Whitehaven rose as a port from its early fishing village past following Sir Christopher Lowther building the first stone pier in 1634 for the export of salt and coal. By 1700 nearly 80% of Ireland’s coal was imported from the town. The second quay to be built was the Bulwark Quay which was demolished and repositioned to its present position in 1711. Sugar Tongue Quay was built in 1735 to unload cargoes of sugar from the West Indies and Lime Quay (from which limes were exported) was erected in 1754.
By the middle of the 18th century Whitehaven was a larger port than Liverpool, ranking only after London and Bristol in size and trade. With the building of ever larger iron steamships the harbour was too shallow. The construction of West Pier (1838) and North Pier (1841) were followed by Queens Dock being built in 1876. The sea lock now enclosing the harbour was only built in 1998.

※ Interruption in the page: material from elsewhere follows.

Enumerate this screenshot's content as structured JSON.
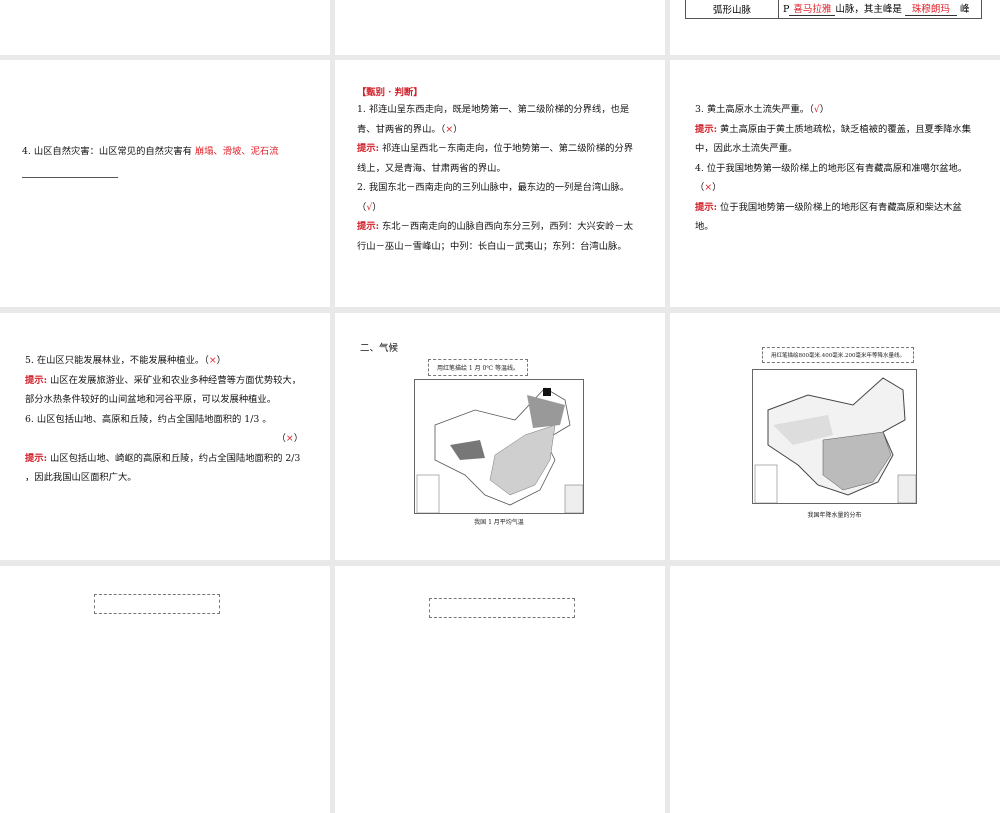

With the decline of the coal and iron industries in the late Victorian period, the port relied more heavily on the local fishing industry which grew in the first half of the 20th century. Since then the fleet of some 200 boats has declined with the larger over 20 metre sized boats tending to be registered in Irish Sea based ports and contributing the majority of the current 15,000 tonnes catch landed in Whitehaven each year.